Monday, October 13, 2014

Malaysian Budget 2015

1. The first question is whether the overall Budget 2015 is going to be expansionary or contractionary on the economy? Is the government sucking money out of the economy or is it putting money into the system? The answer is obvious since this is widely acclaimed in the local newspapers that Budget 2015 is good because the government is going to cut its overall deficit from RM37.3 billion in 2014 to RM35.7 billion in 2015, a reduction of RM1.6 billion. We can say that Budget 2015 will be contractionary on the overall economy by this amount of RM1.6 billion.

The government will be taking out from the general public RM10.1 billion in tax revenue while increasing its spending on operating expenditure by RM2.3 billion and development expenditure by RM6.2 billion.

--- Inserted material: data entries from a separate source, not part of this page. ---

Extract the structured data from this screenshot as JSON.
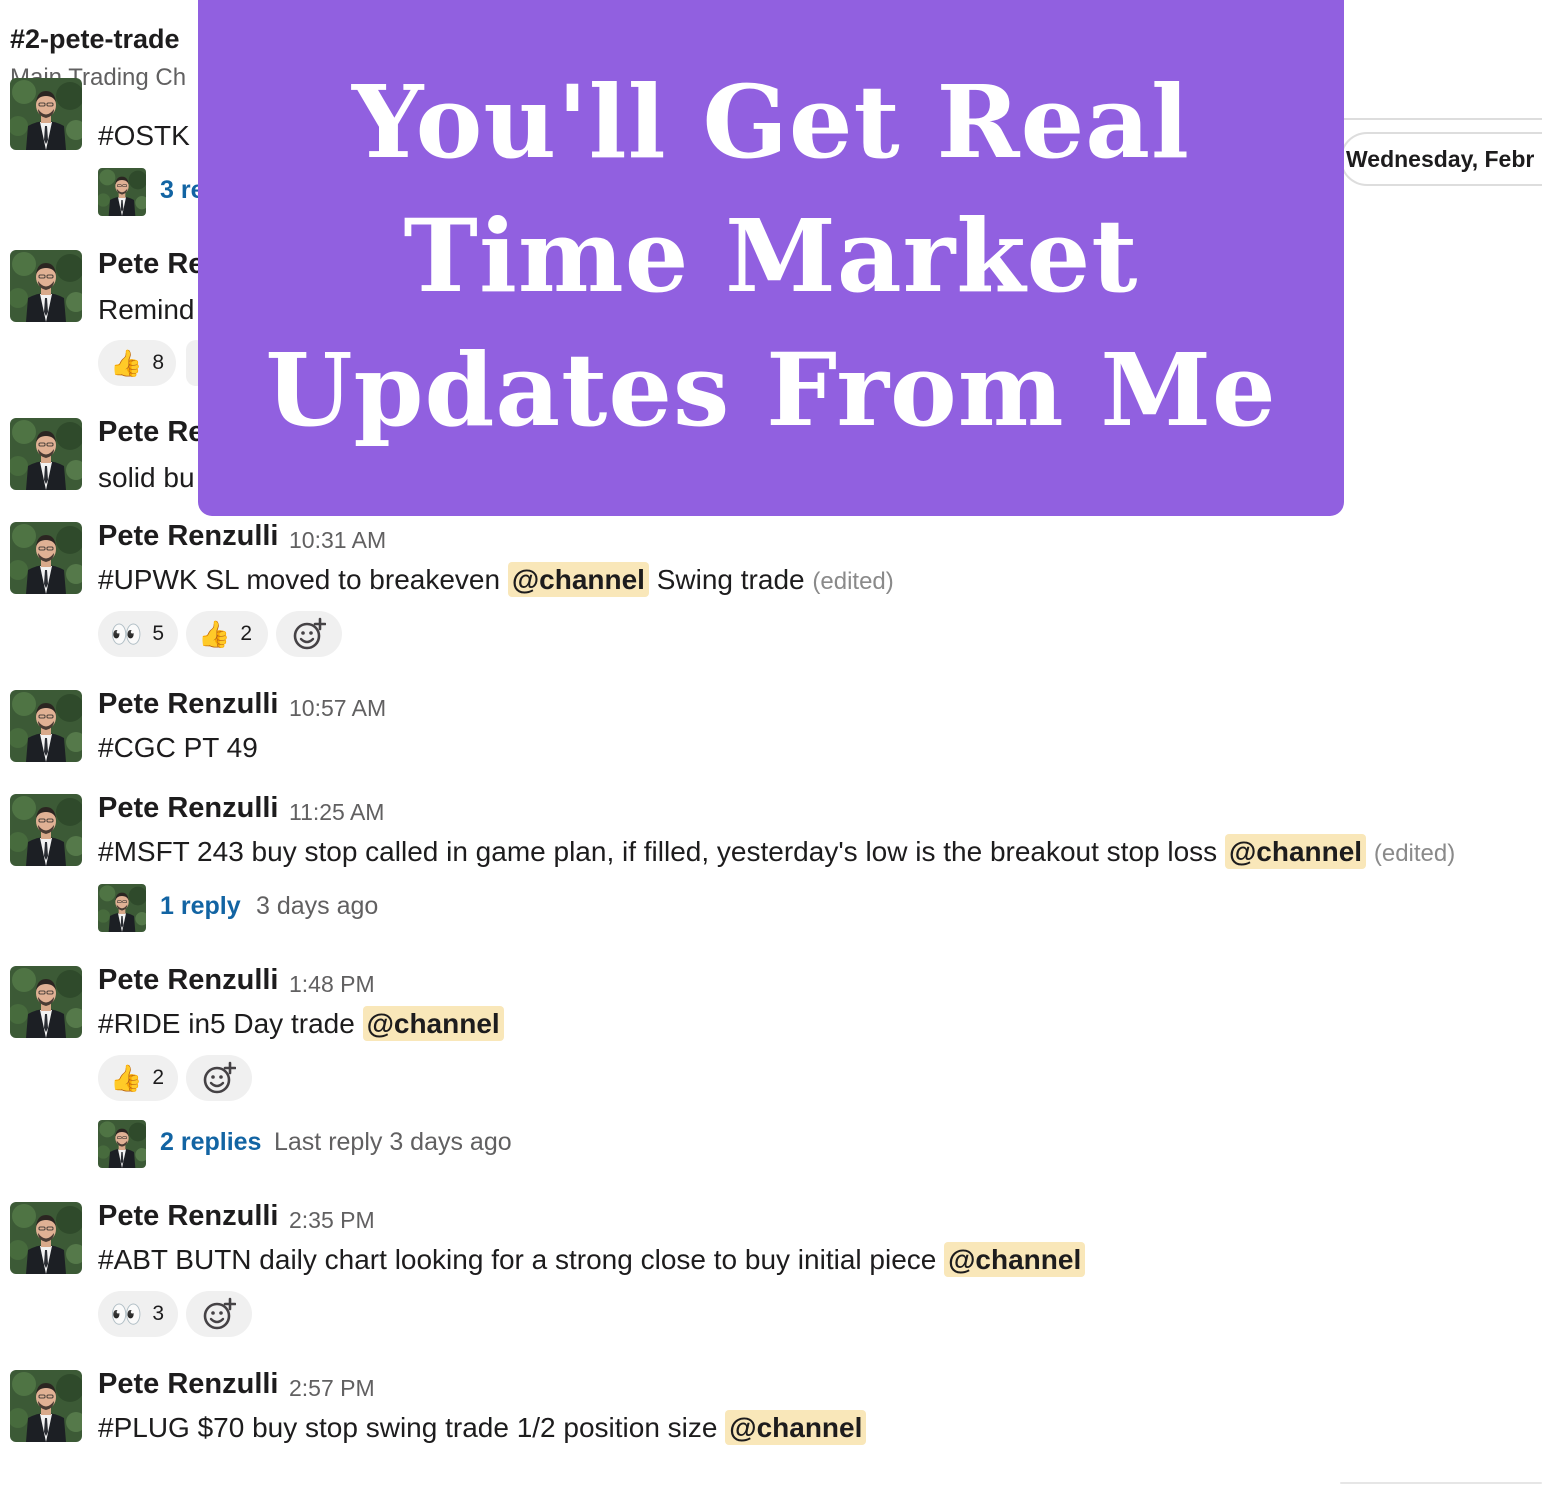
{
  "channel": {
    "name": "#2-pete-trade",
    "topic": "Main Trading Ch"
  },
  "date_divider": "Wednesday, Febr",
  "overlay": {
    "line1": "You'll Get Real",
    "line2": "Time Market",
    "line3": "Updates From Me"
  },
  "messages": [
    {
      "text": "#OSTK",
      "thread": {
        "link": "3 re"
      }
    },
    {
      "author": "Pete Re",
      "text": "Remind",
      "reactions": [
        {
          "emoji": "👍",
          "count": "8"
        }
      ]
    },
    {
      "author": "Pete Re",
      "text": "solid bu"
    },
    {
      "author": "Pete Renzulli",
      "time": "10:31 AM",
      "text_before": "#UPWK SL moved to breakeven",
      "mention": "@channel",
      "text_after": "Swing trade",
      "edited": "(edited)",
      "reactions": [
        {
          "emoji": "👀",
          "count": "5"
        },
        {
          "emoji": "👍",
          "count": "2"
        }
      ]
    },
    {
      "author": "Pete Renzulli",
      "time": "10:57 AM",
      "text": "#CGC PT 49"
    },
    {
      "author": "Pete Renzulli",
      "time": "11:25 AM",
      "text_before": "#MSFT 243 buy stop called in game plan, if filled, yesterday's low is the breakout stop loss",
      "mention": "@channel",
      "edited": "(edited)",
      "thread": {
        "link": "1 reply",
        "meta": "3 days ago"
      }
    },
    {
      "author": "Pete Renzulli",
      "time": "1:48 PM",
      "text_before": "#RIDE in5 Day trade",
      "mention": "@channel",
      "reactions": [
        {
          "emoji": "👍",
          "count": "2"
        }
      ],
      "thread": {
        "link": "2 replies",
        "meta": "Last reply 3 days ago"
      }
    },
    {
      "author": "Pete Renzulli",
      "time": "2:35 PM",
      "text_before": "#ABT BUTN daily chart looking for a strong close to buy initial piece",
      "mention": "@channel",
      "reactions": [
        {
          "emoji": "👀",
          "count": "3"
        }
      ]
    },
    {
      "author": "Pete Renzulli",
      "time": "2:57 PM",
      "text_before": "#PLUG $70 buy stop swing trade 1/2 position size",
      "mention": "@channel"
    }
  ],
  "icons": {
    "add_reaction": "add-reaction-icon",
    "avatar": "avatar-photo"
  },
  "colors": {
    "overlay": "#9160e0",
    "mention_bg": "#f9e7b9",
    "link": "#1264a3",
    "reaction_bg": "#f0f0f0"
  }
}
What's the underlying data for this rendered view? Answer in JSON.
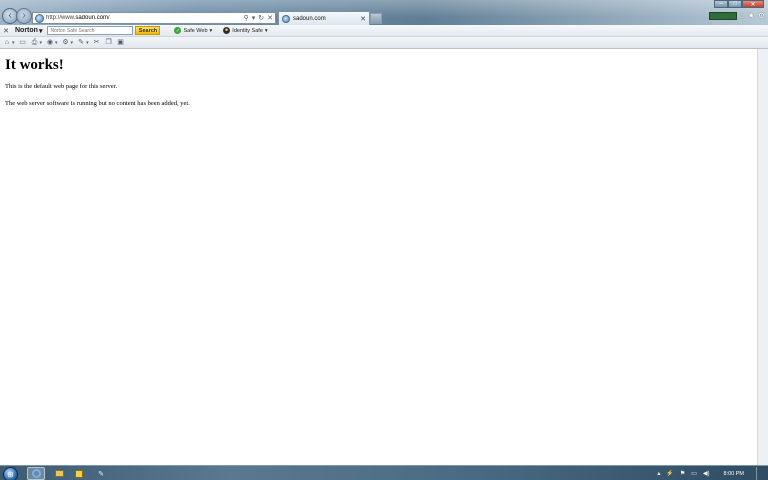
{
  "browser": {
    "address_url_prefix": "http://www.",
    "address_url_host": "sadoun.com",
    "address_url_suffix": "/",
    "tab_title": "sadoun.com"
  },
  "norton_toolbar": {
    "brand": "Norton",
    "search_placeholder": "Norton Safe Search",
    "search_button": "Search",
    "safe_web_label": "Safe Web",
    "identity_safe_label": "Identity Safe"
  },
  "page": {
    "heading": "It works!",
    "paragraph_1": "This is the default web page for this server.",
    "paragraph_2": "The web server software is running but no content has been added, yet."
  },
  "taskbar": {
    "clock": "8:00 PM"
  },
  "colors": {
    "norton_search_button": "#f2b900",
    "safe_web_check": "#3aa53a",
    "close_button": "#c2432e"
  }
}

2. Where is the critical assumption in the whole calculations in Budget 2015? The trick is in the GDP deflator. The government expects the headline inflation (the CPI) is expected to be 3.4% in 2014 and about 4% to 5% in 2015, because of the 6% GST and the cut in fuel subsidy. The GDP deflator is assumed at 4.2% in 2014 and 4% in 2015. With an economy that is expected to grow by 5% to 6% in real terms, it is not surprising that nominal GDP will grow by 10.2% in 2014 and 9.4% in 2015. All these inflationary effects are very good in lowering ratios of nominal debts in nominal GDP terms.

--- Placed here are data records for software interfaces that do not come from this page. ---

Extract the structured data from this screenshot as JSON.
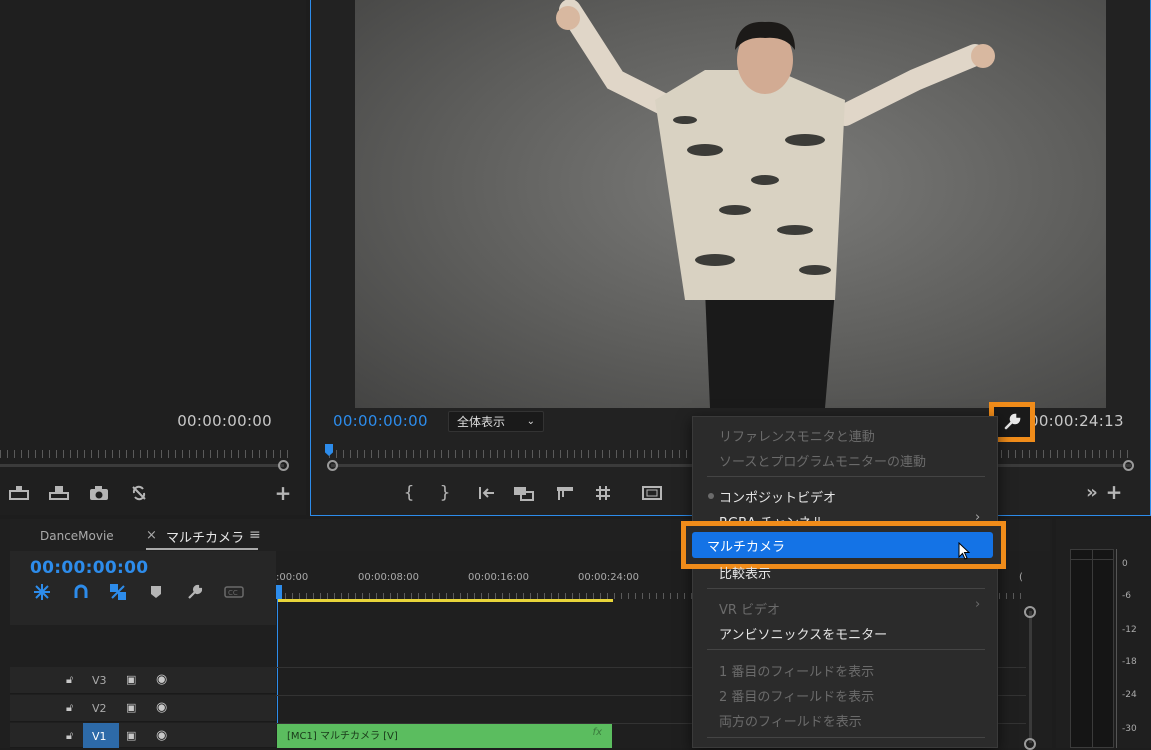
{
  "source_monitor": {
    "timecode": "00:00:00:00"
  },
  "program_monitor": {
    "timecode_in": "00:00:00:00",
    "zoom": "全体表示",
    "timecode_duration": "00:00:24:13"
  },
  "context_menu": {
    "items": [
      {
        "label": "リファレンスモニタと連動",
        "disabled": true
      },
      {
        "label": "ソースとプログラムモニターの連動",
        "disabled": true
      },
      {
        "label": "コンポジットビデオ",
        "checked": true
      },
      {
        "label": "RGBA チャンネル",
        "submenu": true
      },
      {
        "label": "マルチカメラ",
        "highlighted": true
      },
      {
        "label": "比較表示"
      },
      {
        "label": "VR ビデオ",
        "submenu": true,
        "disabled": true
      },
      {
        "label": "アンビソニックスをモニター"
      },
      {
        "label": "1 番目のフィールドを表示",
        "disabled": true
      },
      {
        "label": "2 番目のフィールドを表示",
        "disabled": true
      },
      {
        "label": "両方のフィールドを表示",
        "disabled": true
      }
    ]
  },
  "timeline": {
    "tabs": [
      {
        "label": "DanceMovie"
      },
      {
        "label": "マルチカメラ"
      }
    ],
    "close_glyph": "×",
    "menu_glyph": "≡",
    "timecode": "00:00:00:00",
    "ruler_ticks": [
      ":00:00",
      "00:00:08:00",
      "00:00:16:00",
      "00:00:24:00",
      "("
    ],
    "tracks": [
      {
        "name": "V3"
      },
      {
        "name": "V2"
      },
      {
        "name": "V1"
      }
    ],
    "clip_label": "[MC1] マルチカメラ [V]",
    "fx_label": "fx"
  },
  "audio_meter": {
    "ticks": [
      "0",
      "-6",
      "-12",
      "-18",
      "-24",
      "-30"
    ]
  },
  "colors": {
    "accent": "#2d8ceb",
    "highlight": "#f08c1a",
    "clip": "#5bbd5f",
    "menu_selected": "#1473e6"
  },
  "icons": [
    "lift-icon",
    "extract-icon",
    "export-frame-icon",
    "comparison-icon",
    "add-button-icon",
    "mark-in-icon",
    "mark-out-icon",
    "go-to-in-icon",
    "insert-icon",
    "overwrite-icon",
    "trim-icon",
    "safe-margins-icon",
    "wrench-icon",
    "more-icon",
    "snap-icon",
    "linked-selection-icon",
    "add-marker-icon",
    "captions-icon",
    "lock-icon",
    "sync-icon",
    "eye-icon"
  ]
}
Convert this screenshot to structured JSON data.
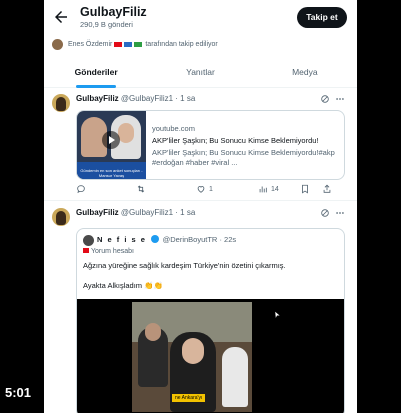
{
  "profile": {
    "name": "GulbayFiliz",
    "post_count": "290,9 B gönderi",
    "follow_label": "Takip et",
    "followed_by_prefix": "Enes Özdemir",
    "followed_by_suffix": "tarafından takip ediliyor"
  },
  "tabs": [
    {
      "label": "Gönderiler",
      "active": true
    },
    {
      "label": "Yanıtlar",
      "active": false
    },
    {
      "label": "Medya",
      "active": false
    }
  ],
  "tweet1": {
    "name": "GulbayFiliz",
    "handle": "@GulbayFiliz1",
    "time": "· 1 sa",
    "card": {
      "thumb_caption": "Gündemin en son anket sonuçları - Mansur Yavaş",
      "domain": "youtube.com",
      "title": "AKP'liler Şaşkın; Bu Sonucu Kimse Beklemiyordu!",
      "desc": "AKP'liler Şaşkın; Bu Sonucu Kimse Beklemiyordu!#akp #erdoğan #haber #viral ..."
    },
    "actions": {
      "reply": "",
      "retweet": "",
      "like": "1",
      "views": "14"
    }
  },
  "tweet2": {
    "name": "GulbayFiliz",
    "handle": "@GulbayFiliz1",
    "time": "· 1 sa",
    "quote": {
      "name": "N e f i s e",
      "handle": "@DerinBoyutTR",
      "time": "· 22s",
      "note": "Yorum hesabı",
      "line1": "Ağzına yüreğine sağlık kardeşim Türkiye'nin özetini çıkarmış.",
      "line2": "Ayakta Alkışladım 👏👏",
      "video_caption": "ne Ankara'yı"
    }
  },
  "timer": "5:01",
  "colors": {
    "accent": "#1d9bf0",
    "text": "#0f1419",
    "muted": "#536471",
    "button": "#0f1419"
  }
}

3. There is clearly a shift in direction from direct to indirect taxes. The attempt at avoiding the entrapment of average salary earners in obsolete income tax brackets is to be applauded, principally because salaries have been unable to keep up with rising costs of living and the escalation of property prices. Personal income taxes are reduced by 1% to 3% points to take into account contemporary income levels.

4. Corporate income tax is also reduced by 1% to 2% points. This may not have been necessary. Corporates are among the richest entities and foreign ones do not even have to pay tax.

5. Bumi Agenda. It is heartening to see the government's relentless pursuit of the bumi agenda. It is good to see help to the needy. But it is also strange for a government that is concerned with inclusiveness and private sector growth to neglect any section of society which may also be in want of assistance in entrepreneurs. The Budget even has encouragement for foreign start-ups in Malaysia with one year work pass. I hope I am wrong, but there seems to be a serious gap in economic thinking.

6. In general, I do not have much other complaints. There are lots of little smatterings of everything all over the place. In economics, these are considered marginal adjustments. The big item is the GST. Let's see whether that will bring the economy up to speed.